“We will continue our assessment, review all available legal options and will collaboratively determine what, if any, additional steps are available and appropriate given the requirements and limitations of the applicable laws in the federal judicial system,” the statement said.
After the verdict, Officer Brelo’s future with the Police Department remained unclear. Stephen S. Loomis, the president of the Cleveland Police Patrolmen’s Association, said Officer Brelo was going on a vacation with his family, but it was not known if he would be able to return to work.
During the trial, prosecutors argued that Officer Brelo’s actions crossed the line from justifiable to reckless when he climbed onto the car’s hood, but the judge disagreed.

Before rendering his verdict, Judge O’Donnell spoke from the bench about widespread tensions between the police and African-Americans, mentioning Ferguson, Mo., and Baltimore.

Protesters outside the Justice Center after Officer Brelo's acquittal in Cleveland on Saturday. Credit Aaron Josefczyk/Reuters

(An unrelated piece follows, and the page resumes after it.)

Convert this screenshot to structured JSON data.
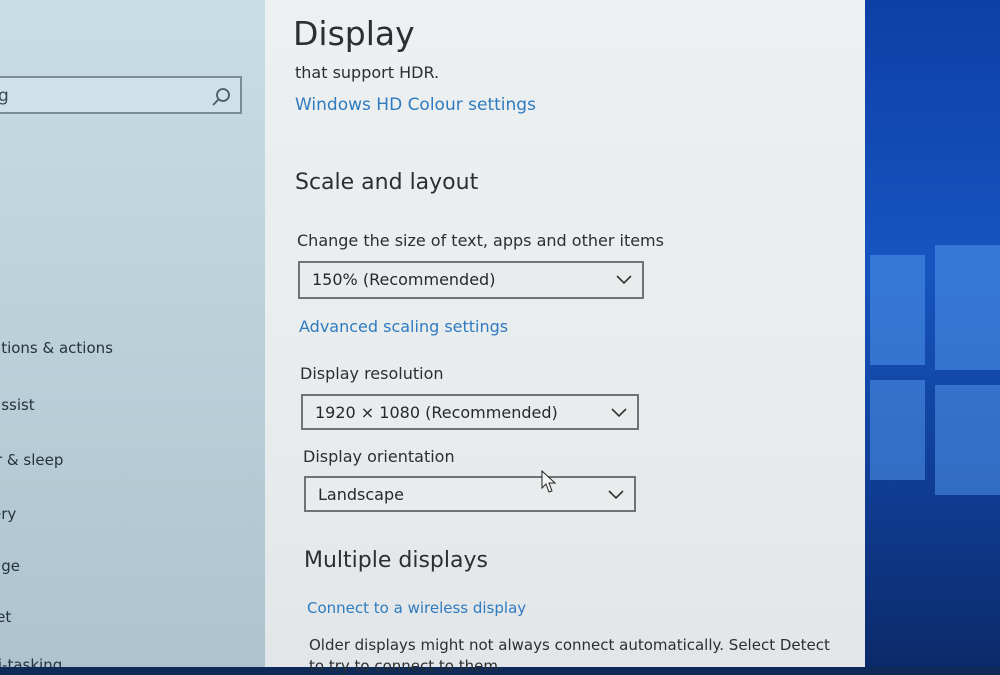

But he said he would not let those sentiments cloud his verdict and found that Officer Brelo had reasonably perceived a threat from Mr. Russell’s car. The decision to continue firing from the hood was protected by law, he ruled, clearing Officer Brelo of all charges. (Then somebody had better start thinking about changing the law! -Ed.) The shooting was “reasonable despite knowing now that there was no gun in the car and he was mistaken about the gunshots,” Judge O’Donnell said.
“I reject the claim that 12 seconds after the shooting began, it was patently clear from the perspective of a reasonable police officer that the threat had been stopped,” he said, contrasting the prosecutors’ claims that the justifiable action ended when Officer Brelo climbed onto the hood.
At a news conference with the Cleveland police chief on Saturday, Mayor Frank Jackson said the verdict would have a “long-lasting effect” on the city and the nation.
“This is a moment that will define us as a city, and define us as a people as we move forward,” he said. Mr. Jackson said he hoped to send the message that “actions that cross the line, whether by police officers or citizens, will not be tolerated.”
Officer Brelo will remain on unpaid suspension while a panel formed after the shooting continues its investigation into his actions and those of 12 other officers involved, Chief Calvin Williams of the Cleveland police said during the news conference.
The Critical Incident Review Committee was formed in 2013 to review the shooting. Chief Williams said that, so far, 72 officers had been suspended without pay. One supervisor was fired, and two more were demoted. Administrative charges against three officers were dismissed. The panel is expected to deliver the results of its investigation to Chief Williams.
Chief Williams pleaded for protesters to continue to be peaceful while that process continued. “At this time, calmer heads have to prevail,” he said.
Alfredo Williams, Ms. Williams’s brother, criticized the ruling in an interview with Fox 8 in Cleveland. “This police should have went to jail for life for this,” Mr. Williams said. “This is straight murder.”
But in closing arguments, Mr. D’Angelo said his client believed he was under attack when he fired on the car. “What would make him want to shoot through the windshield at another human being?” Mr. D’Angelo said. “Could it be that he was shot at? Could it be that he reasonably perceived that the occupants of the Malibu were shooting at him? That’s what all the other officers perceived. That’s what Officer Brelo perceived.”